For their part the 39th pushed across the Kokoda Trail first halting the Japanese at Wasida 23 – 27 July. Outnumbered and outgunned for sixty days the Aussies conducted a heroic fighting withdrawal, turning to face their determined opponents at Kokoda (28 July), Deniki (29 July – 11 August), Seregina (2 – 5 September), Efogi (8 September), and Menari (16 September). The final confrontation took place at Ioribaiwa 17 – 26 September. At that point the depleted South Seas Detachment held positions within thirty miles of Port Moresby. At night its lights beckoned the weary Japanese. Scourged with malaria, racked with dysentery, weakened by hunger the Japanese could advance no further. On 23 September, two months after the Japanese landings at Buna and Gona, the 7th Australian Division counterattacked. Now it was the Japanese who conducted a bitter fighting withdrawal over the Owen Stanley Range. By November the remnants of Horii’s force were entrenched in the Buna – Gona area. Reinforced by the American 32nd Division Gona fell to Allied forces on 9 December. Buna finally capitulated in January 1943.

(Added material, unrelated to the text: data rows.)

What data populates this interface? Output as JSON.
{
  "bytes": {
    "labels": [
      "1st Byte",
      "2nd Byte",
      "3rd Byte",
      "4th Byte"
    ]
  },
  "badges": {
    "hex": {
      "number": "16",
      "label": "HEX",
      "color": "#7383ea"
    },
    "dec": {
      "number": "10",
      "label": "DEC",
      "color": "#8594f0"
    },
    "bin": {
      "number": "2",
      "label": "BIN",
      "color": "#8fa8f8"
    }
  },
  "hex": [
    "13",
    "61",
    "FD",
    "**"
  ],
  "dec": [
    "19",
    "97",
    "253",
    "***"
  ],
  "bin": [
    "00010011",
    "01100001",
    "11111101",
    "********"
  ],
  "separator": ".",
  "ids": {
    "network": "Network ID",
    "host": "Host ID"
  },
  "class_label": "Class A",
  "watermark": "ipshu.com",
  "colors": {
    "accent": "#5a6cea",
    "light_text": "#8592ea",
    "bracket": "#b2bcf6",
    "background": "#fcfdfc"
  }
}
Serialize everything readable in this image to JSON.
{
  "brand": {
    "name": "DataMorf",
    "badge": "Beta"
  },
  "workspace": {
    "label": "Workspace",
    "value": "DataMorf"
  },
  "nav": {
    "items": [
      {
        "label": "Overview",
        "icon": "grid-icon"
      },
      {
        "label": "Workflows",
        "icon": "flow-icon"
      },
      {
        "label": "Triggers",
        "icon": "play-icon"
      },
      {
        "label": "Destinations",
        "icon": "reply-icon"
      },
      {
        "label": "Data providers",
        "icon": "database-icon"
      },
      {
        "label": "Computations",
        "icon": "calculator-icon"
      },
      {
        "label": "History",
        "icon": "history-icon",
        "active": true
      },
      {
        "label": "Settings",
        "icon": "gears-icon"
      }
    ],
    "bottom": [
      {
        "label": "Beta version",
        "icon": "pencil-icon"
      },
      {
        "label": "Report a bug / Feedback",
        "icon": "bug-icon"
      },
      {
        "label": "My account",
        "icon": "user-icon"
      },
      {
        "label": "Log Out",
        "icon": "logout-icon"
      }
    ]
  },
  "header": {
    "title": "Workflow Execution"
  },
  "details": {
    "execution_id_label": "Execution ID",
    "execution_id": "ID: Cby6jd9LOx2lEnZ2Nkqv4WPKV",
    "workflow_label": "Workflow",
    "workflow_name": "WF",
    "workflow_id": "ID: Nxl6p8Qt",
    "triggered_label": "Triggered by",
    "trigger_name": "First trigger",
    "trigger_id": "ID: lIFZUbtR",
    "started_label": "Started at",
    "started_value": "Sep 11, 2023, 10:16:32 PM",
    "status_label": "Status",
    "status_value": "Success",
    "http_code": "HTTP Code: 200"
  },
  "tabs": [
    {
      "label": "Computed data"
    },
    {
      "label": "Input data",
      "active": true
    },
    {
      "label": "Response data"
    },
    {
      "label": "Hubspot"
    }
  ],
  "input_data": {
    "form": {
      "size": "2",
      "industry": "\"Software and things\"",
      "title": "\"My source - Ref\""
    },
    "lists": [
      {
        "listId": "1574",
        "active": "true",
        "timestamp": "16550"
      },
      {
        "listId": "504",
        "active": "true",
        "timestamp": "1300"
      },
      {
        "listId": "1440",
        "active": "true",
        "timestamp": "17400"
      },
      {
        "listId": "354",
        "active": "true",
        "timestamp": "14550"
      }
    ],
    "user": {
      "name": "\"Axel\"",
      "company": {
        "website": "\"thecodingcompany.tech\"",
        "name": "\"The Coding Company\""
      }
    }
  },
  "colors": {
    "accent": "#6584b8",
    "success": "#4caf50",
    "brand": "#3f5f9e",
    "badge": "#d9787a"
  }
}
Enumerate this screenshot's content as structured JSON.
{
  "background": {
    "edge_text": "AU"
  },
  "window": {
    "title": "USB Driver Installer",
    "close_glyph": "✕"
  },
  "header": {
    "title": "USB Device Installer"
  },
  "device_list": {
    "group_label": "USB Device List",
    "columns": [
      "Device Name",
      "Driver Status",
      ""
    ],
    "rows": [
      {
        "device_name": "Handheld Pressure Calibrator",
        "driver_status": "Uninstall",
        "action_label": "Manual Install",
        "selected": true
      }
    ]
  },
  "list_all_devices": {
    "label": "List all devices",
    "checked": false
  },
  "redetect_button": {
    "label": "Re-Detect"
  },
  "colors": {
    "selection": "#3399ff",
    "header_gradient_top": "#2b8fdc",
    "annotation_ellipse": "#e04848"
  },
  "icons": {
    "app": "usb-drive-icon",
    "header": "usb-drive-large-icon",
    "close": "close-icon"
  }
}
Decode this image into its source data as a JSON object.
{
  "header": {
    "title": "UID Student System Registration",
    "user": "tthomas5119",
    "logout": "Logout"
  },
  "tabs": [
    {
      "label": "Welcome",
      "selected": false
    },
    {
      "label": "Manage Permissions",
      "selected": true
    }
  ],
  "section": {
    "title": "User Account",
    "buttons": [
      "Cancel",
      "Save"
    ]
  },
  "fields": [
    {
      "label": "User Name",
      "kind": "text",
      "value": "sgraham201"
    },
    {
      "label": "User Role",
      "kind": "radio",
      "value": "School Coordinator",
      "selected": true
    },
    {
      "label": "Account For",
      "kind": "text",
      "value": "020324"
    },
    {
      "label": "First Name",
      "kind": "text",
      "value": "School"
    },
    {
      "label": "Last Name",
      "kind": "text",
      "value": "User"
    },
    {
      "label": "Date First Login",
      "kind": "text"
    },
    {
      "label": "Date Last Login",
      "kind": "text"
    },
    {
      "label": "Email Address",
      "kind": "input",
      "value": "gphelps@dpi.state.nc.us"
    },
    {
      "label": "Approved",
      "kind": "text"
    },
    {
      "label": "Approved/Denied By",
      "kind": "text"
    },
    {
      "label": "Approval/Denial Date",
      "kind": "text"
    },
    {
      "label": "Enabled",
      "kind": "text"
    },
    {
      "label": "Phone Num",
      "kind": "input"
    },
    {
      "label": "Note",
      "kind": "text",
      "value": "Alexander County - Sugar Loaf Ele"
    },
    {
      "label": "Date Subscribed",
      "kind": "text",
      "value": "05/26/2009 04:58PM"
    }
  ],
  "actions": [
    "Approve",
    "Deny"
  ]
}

The tens of 2/4th Field Ambulance along the Kokoda Trail 15 October 1942 (Australian War Memorial)

The tens of 2/4th Field Ambulance along the Kokoda Trail 15 October 1942 (Australian War Memorial)

Fighting in New Guinea was especially gruesome. With so much at stake, rugged terrain, foul climate, tenuous supply lines and the desperation of both combatants magnified the always-brutal nature of close quarters combat. Provisions were limited to what the soldiers carried and what could be packed in. Ammunition got top priority, food second, hospital supplies third. Consequently medicine was always in short supply, often non-existent. Lacking any other medical care Jim Moir and many other soldiers allowed blowflies to lay eggs in their wounds. The resultant maggots ate their rotten flesh keeping the wound clean and preventing gangrene.

Out of necessity stretcher-bearers were limited to only the most severely wounded. When Japanese machinegun fire shattered his lower leg medics fabricated a splint out of banana leaves. Refusing a litter, Charles Metson wrapped his hands and knees in rags and crawled down the trail he had so laboriously climbed just days before. Such was the spirit and the fortitude of the 39th Battalion.

If Midway was the turning point for the United States, then New Guinea was the defining moment for Australia. Although comparatively few troops were engaged their spirit was unmatched and the battle of the Kokoda Trail greatly influenced the outcome of the Pacific War. On 29 August of each year Australians rightfully observe ‘Kokoda Day’ to honor the young men who endured so much.

Australian soldiers watch as the Australian flag is raised over Kokoda, November 1942 (Australian War Museum)

Australian soldiers watch as the Australian flag is raised over Kokoda, November 1942 (Australian War Museum)